Together with related financial documents and legal filings, the records offer the most detailed look yet inside the president’s business empire. They reveal the hollowness, but also the wizardry, behind the self-made-billionaire image — honed through his star turn on “The Apprentice” — that helped propel him to the White House and that still undergirds the loyalty of many in his base.

Ultimately, Mr. Trump has been more successful playing a business mogul than being one in real life.
Donald Trump has fought tooth and nail to keep the American people from finding out about his tax returns. He has used his office to shield himself from their release for roughly 1400 days. 

Now we finally know why.

Donald Trump is broke and most likely committed massive tax fraud. He's nowhere close to being a billionaire, if anything he owes hundreds of millions. He took money from Putin and his cadre of Russian oligarchs and from money laundering international big banks like Deutsche Bank to stay afloat. He owes them everything, including his presidency, and is beholden to foreign interests like no other elected American official has ever been. 

The bills he has coming due are 100% contingent on him remaining in office, and he's using and abusing the power of his office to protect himself from nine-digit fines and years of prison time. And should God forbid he get a second term, he will be nearly a half-billion in debt as a national leader, making him completely compromised. The evidence is piling up that he used his family as part of his tax schemes, paying his own children massive sums and then writing it all off as campaign expenses.

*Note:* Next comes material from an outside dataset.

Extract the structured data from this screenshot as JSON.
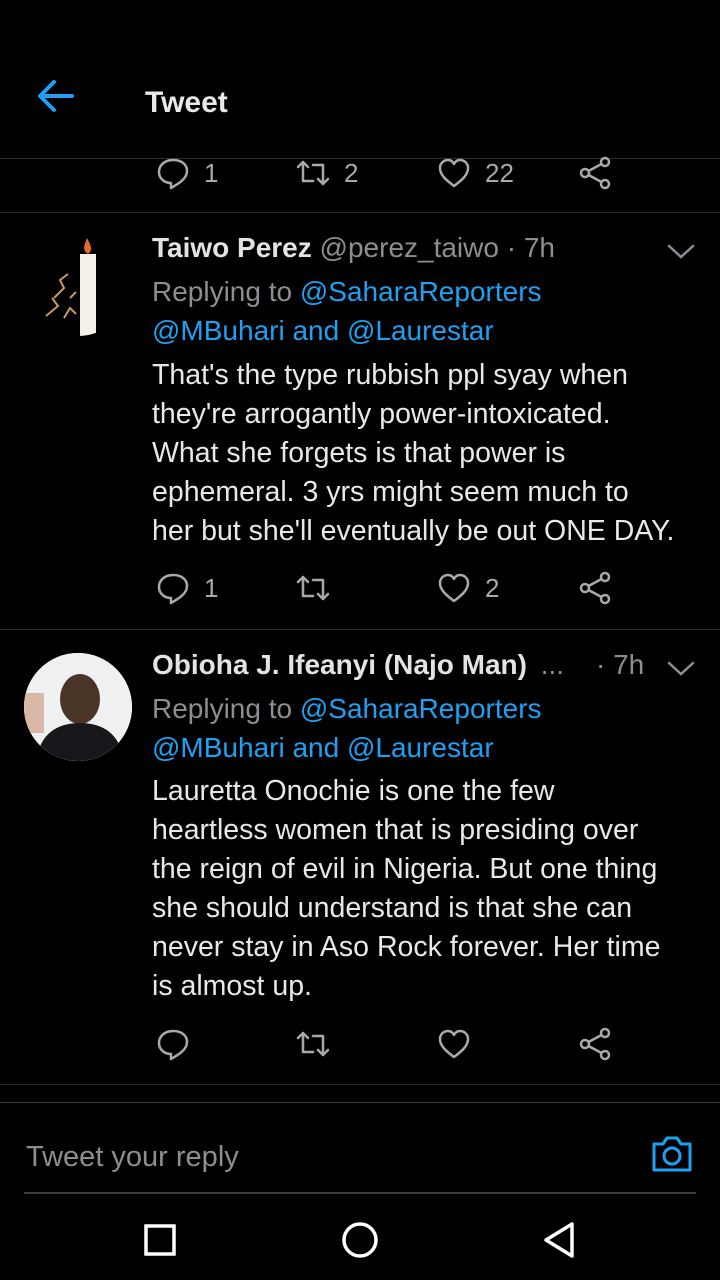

Most of all, so far in his term, he has paid a grand total of $1500 in federal taxes, and the one major piece of legislation he has signed in his four years has been a massive tax giveaway to professional international corporate tax cheats like himself. He literally signed a bill whose entire purpose was to make people like him richer by making it even more legal to cheat Uncle Sam out of their fair share of taxes. Period.

That's it. That's the story. That has always been the story. He ran for President to enrich himself and he found out once he won that the entire GOP was gladly willing to help him get away with looting the place. You paid more in taxes than Donald Trump because Donald Trump signed a law to make sure he would always be able to pay less in taxes than you.

The best part? The NYT promises more articles are coming in the future.  Even if you believe this won't hurt his reelection chances, it will obliterate any chance of changing the narrative to a Trump comeback.

Dude is most likely toast. He's going to get his Supreme Court pick, but it's going to cost him everything.

Have a nice day, Donald.


Related Posts with Thumbnails